*GOAL OF THE EXERCISE*
Write an exact copy of the entries below that leaves out all pictures.

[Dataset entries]

· · · · ·

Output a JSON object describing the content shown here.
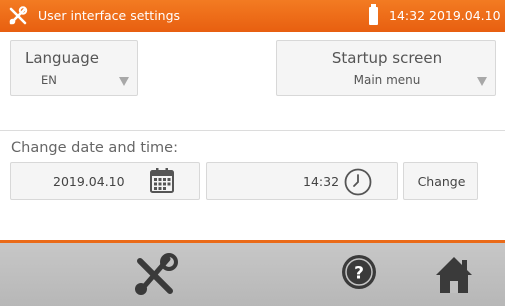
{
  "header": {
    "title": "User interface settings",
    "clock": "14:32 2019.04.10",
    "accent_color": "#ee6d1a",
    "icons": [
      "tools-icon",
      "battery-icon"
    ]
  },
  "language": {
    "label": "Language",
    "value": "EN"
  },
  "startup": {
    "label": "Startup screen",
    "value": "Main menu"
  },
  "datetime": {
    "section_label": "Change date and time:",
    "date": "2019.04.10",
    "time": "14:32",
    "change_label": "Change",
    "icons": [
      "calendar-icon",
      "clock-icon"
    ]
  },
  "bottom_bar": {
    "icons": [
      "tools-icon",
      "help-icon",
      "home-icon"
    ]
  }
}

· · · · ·

*OUTPUT BELOW*
Output a JSON object describing the content shown here.
{
  "header": {
    "title": "User interface settings",
    "clock": "14:32 2019.04.10",
    "accent_color": "#ee6d1a",
    "icons": [
      "tools-icon",
      "battery-icon"
    ]
  },
  "language": {
    "label": "Language",
    "value": "EN"
  },
  "startup": {
    "label": "Startup screen",
    "value": "Main menu"
  },
  "datetime": {
    "section_label": "Change date and time:",
    "date": "2019.04.10",
    "time": "14:32",
    "change_label": "Change",
    "icons": [
      "calendar-icon",
      "clock-icon"
    ]
  },
  "bottom_bar": {
    "icons": [
      "tools-icon",
      "help-icon",
      "home-icon"
    ]
  }
}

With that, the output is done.